April is Sexual Assault Awareness Month and is a time to focus public attention on the epidemic of sexual violence that plagues our communities. According to statistics provided by the National Sexual Violence Resource Center (NSVRC), a sexual assault occurs once every ninety seconds in the United States.
The natural inclination for most of us is to say that these problems occur somewhere else, in much larger communities. This type of thinking could not be further from the truth. Sexual assault is a common problem that all police departments in Iowa deal with on a far too regular basis.
Sexual assaults, non-stranger and stranger rapes affect women, children, and men of all racial, cultural, and economic backgrounds. None of us are immune to this devastating crime. It is outrageous that more is not being done to stop sexual assault and aid the survivors. Rape crisis centers, victim advocacy groups, and law enforcement agencies work diligently to combat the crime of sexual abuse, to help survivors and to try to stop sexual assaults. Unfortunately, resources for these efforts are thin, and there is not enough open and honest dialogue about the problem within our communities.
People are often too uncomfortable or embarrassed to talk about this problem. We tend to avoid the issue and try to keep it hidden as an unmentionable secret. This only makes it harder for sexual assault survivors to come forward and report these crimes. Many survivors worry about how the community will perceive them. According to information I have obtained from the NSVRC website and a study by the Washington Coalition of Sexual Assault Programs, "69 percent of rape victims reported feeling at least somewhat or extremely concerned that others would blame them or hold them responsible for the rape." The trauma of being the victim of a sexual assault is unbelievably devastating for survivors. However, as a society we make this trauma considerably worse by tolerating an atmosphere of blaming the survivor and making the survivor feel a sense of shame and stigma for being associated with these crimes.

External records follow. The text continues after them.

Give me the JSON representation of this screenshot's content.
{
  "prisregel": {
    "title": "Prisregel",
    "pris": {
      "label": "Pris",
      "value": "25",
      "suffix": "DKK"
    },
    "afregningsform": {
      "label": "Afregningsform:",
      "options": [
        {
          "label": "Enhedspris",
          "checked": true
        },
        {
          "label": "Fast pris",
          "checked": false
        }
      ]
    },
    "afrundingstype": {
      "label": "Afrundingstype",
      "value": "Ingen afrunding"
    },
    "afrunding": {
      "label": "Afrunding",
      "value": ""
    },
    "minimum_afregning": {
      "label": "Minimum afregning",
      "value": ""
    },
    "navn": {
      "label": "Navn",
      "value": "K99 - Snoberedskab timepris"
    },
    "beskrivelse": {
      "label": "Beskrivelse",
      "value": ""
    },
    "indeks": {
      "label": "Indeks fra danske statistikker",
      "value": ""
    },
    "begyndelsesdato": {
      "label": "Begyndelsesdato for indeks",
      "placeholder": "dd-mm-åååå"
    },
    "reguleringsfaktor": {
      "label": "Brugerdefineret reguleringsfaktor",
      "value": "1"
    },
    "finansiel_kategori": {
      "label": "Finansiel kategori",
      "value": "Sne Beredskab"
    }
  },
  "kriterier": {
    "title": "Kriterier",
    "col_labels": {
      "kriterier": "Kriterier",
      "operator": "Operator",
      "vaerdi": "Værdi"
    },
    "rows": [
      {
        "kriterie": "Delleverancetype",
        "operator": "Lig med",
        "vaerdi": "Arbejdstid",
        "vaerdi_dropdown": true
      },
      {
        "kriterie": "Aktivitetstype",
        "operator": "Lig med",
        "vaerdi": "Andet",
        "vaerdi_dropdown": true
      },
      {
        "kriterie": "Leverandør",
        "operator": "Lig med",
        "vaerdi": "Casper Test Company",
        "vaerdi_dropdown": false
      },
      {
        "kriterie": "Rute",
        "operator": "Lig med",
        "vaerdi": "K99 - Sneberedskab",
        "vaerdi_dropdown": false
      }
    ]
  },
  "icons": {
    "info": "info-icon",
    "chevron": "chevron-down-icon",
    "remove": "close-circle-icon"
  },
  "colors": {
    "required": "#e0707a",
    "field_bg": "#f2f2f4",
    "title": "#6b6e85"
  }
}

The fear of being blamed makes it next to impossible for the survivor to come forward. Women survivors in particular have to go through the pain of people questioning their conduct by saying that the survivor must have been "overly seductive," "drunk," or "careless." For other crimes within our community, do we look to blame the victim? Is it the shop owner's fault that his store was burglarized? Is it the convenience store's problem that they were robbed? This type of thinking has to be changed. We need to get to the point where, as a society, we are willing to openly discuss the problem of sexual assault. Survivors need to be encouraged to come forward and be supported when they do so. It is not the survivor's fault that this crime occurs. No amount of individual precaution is going to stop a sexual assault from happening.
In order to stop sexual assault, we all need to work for social change. Nothing will change until we all stand together to fight sexual assault, speak up publicly about sexual abuse crimes, and stand up to those who make light of these crimes and perpetuate myths about sexual assault. As a society we all need to work together to stop the crime of sexual abuse. As a society we need more resources, stronger support from policy makers, and to educate ourselves about this horrific crime.
Men also need to be more vocal in their fight against sexual assault and in their support of survivors. When you consider that some studies have shown that one in four women has been sexually assaulted, it is highly likely that someday someone close to us - such as our spouse, sister, mother, or even our daughter - will report to us that they have been sexually assaulted. As men, we need to better understand this crime and be better equipped to respond appropriately. An insensitive or inappropriate response will only cause more damage and can hinder the survivor's recovery. As fathers, we need to educate our daughters about the crime of sexual assault and provide them with a support system in which they feel comfortable seeking help if they are victimized. We also need to educate our sons to be more respectful of women, the rights of women, and to understand that "NO MEANS NO!"
If you are a survivor of sexual assault and would like to seek out support services within Marshall County, you can contact the Domestic Violence Alternatives/Sexual Assault Center, Inc. at 800-779-3512. You may also report this crime to your local Marshall County law enforcement agency at their 24-hour number: 641-754-5725 or 911.